== Brief ==
Check every line of the entries that follow, and copy the ones containing "size".

• • • •

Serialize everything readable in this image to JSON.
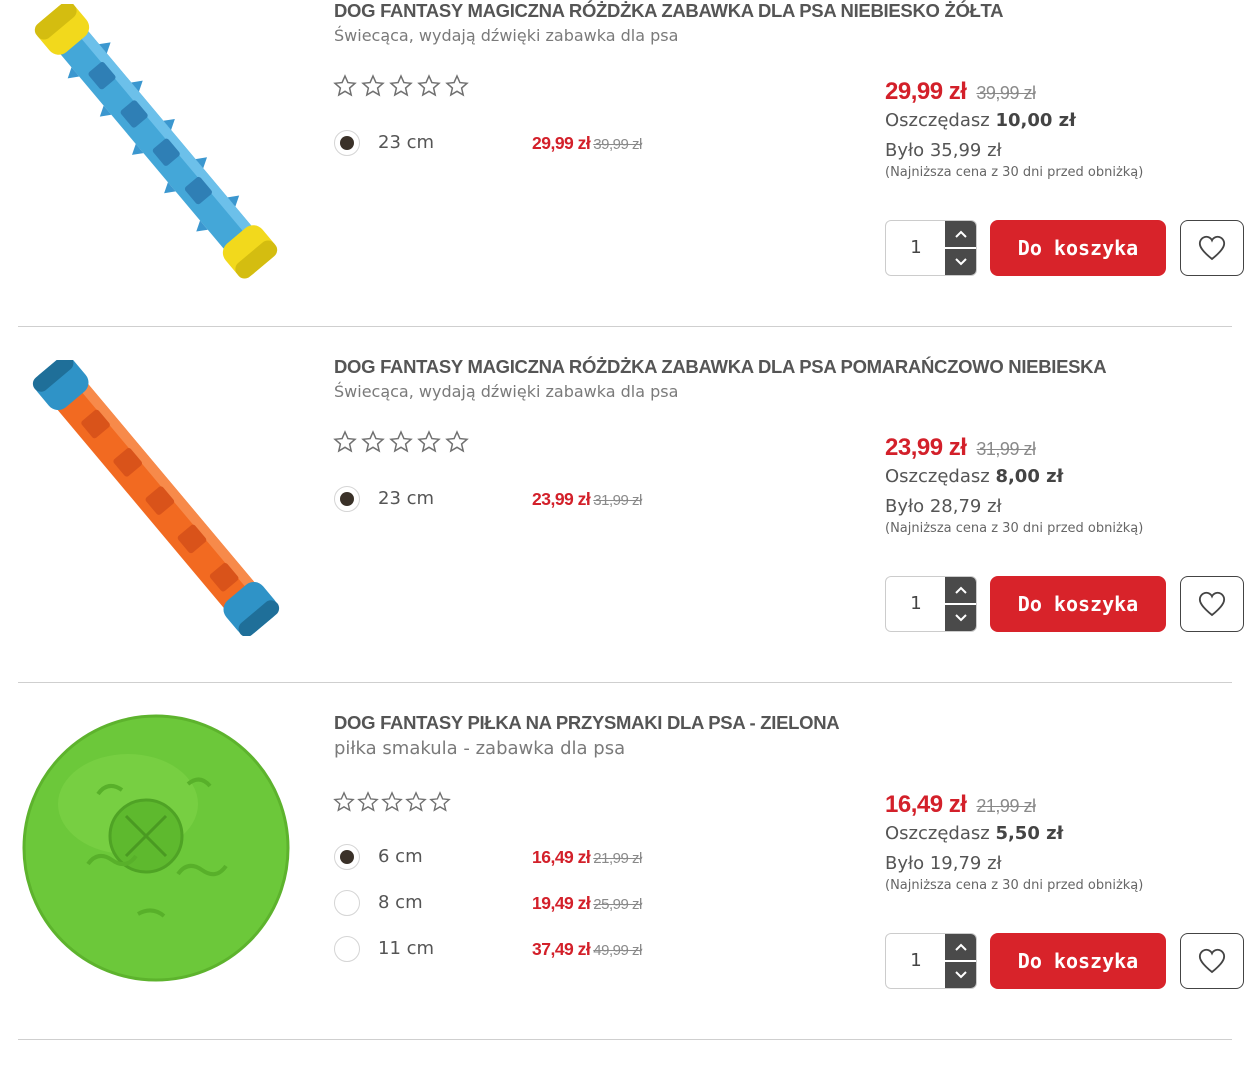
{
  "products": [
    {
      "title": "DOG FANTASY MAGICZNA RÓŻDŻKA ZABAWKA DLA PSA NIEBIESKO ŻÓŁTA",
      "subtitle": "Świecąca, wydają dźwięki zabawka dla psa",
      "image": "blue-yellow-wand-toy",
      "rating_stars": 0,
      "variants": [
        {
          "size": "23 cm",
          "price": "29,99 zł",
          "old_price": "39,99 zł",
          "selected": true
        }
      ],
      "price": "29,99 zł",
      "old_price": "39,99 zł",
      "save_label": "Oszczędasz",
      "save_value": "10,00 zł",
      "was": "Było 35,99 zł",
      "lowest_note": "(Najniższa cena z 30 dni przed obniżką)",
      "quantity": "1",
      "cart_label": "Do koszyka"
    },
    {
      "title": "DOG FANTASY MAGICZNA RÓŻDŻKA ZABAWKA DLA PSA POMARAŃCZOWO NIEBIESKA",
      "subtitle": "Świecąca, wydają dźwięki zabawka dla psa",
      "image": "orange-blue-wand-toy",
      "rating_stars": 0,
      "variants": [
        {
          "size": "23 cm",
          "price": "23,99 zł",
          "old_price": "31,99 zł",
          "selected": true
        }
      ],
      "price": "23,99 zł",
      "old_price": "31,99 zł",
      "save_label": "Oszczędasz",
      "save_value": "8,00 zł",
      "was": "Było 28,79 zł",
      "lowest_note": "(Najniższa cena z 30 dni przed obniżką)",
      "quantity": "1",
      "cart_label": "Do koszyka"
    },
    {
      "title": "DOG FANTASY PIŁKA NA PRZYSMAKI DLA PSA - ZIELONA",
      "subtitle": "piłka smakula - zabawka dla psa",
      "image": "green-treat-ball",
      "rating_stars": 0,
      "variants": [
        {
          "size": "6 cm",
          "price": "16,49 zł",
          "old_price": "21,99 zł",
          "selected": true
        },
        {
          "size": "8 cm",
          "price": "19,49 zł",
          "old_price": "25,99 zł",
          "selected": false
        },
        {
          "size": "11 cm",
          "price": "37,49 zł",
          "old_price": "49,99 zł",
          "selected": false
        }
      ],
      "price": "16,49 zł",
      "old_price": "21,99 zł",
      "save_label": "Oszczędasz",
      "save_value": "5,50 zł",
      "was": "Było 19,79 zł",
      "lowest_note": "(Najniższa cena z 30 dni przed obniżką)",
      "quantity": "1",
      "cart_label": "Do koszyka"
    }
  ],
  "colors": {
    "price_red": "#d3202a",
    "cart_button": "#d8232a",
    "radio_selected": "#3a3128"
  },
  "icons": {
    "star": "star-outline-icon",
    "qty_up": "chevron-up-icon",
    "qty_down": "chevron-down-icon",
    "favorite": "heart-outline-icon"
  }
}
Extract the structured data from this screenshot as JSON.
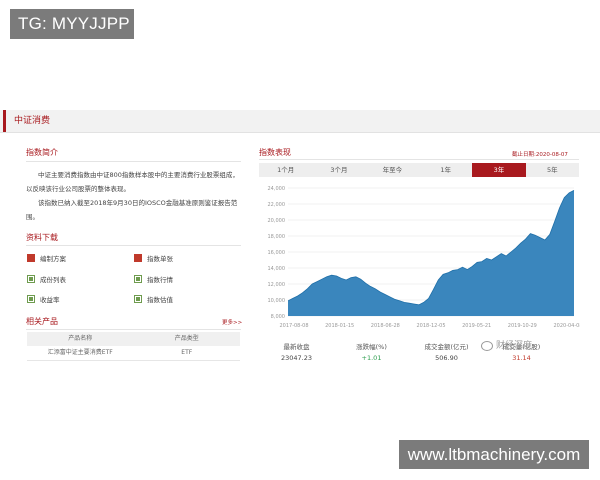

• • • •

== Final answer ==
          "size": "23 cm",
          "size": "23 cm",
          "size": "6 cm",
          "size": "8 cm",
          "size": "11 cm",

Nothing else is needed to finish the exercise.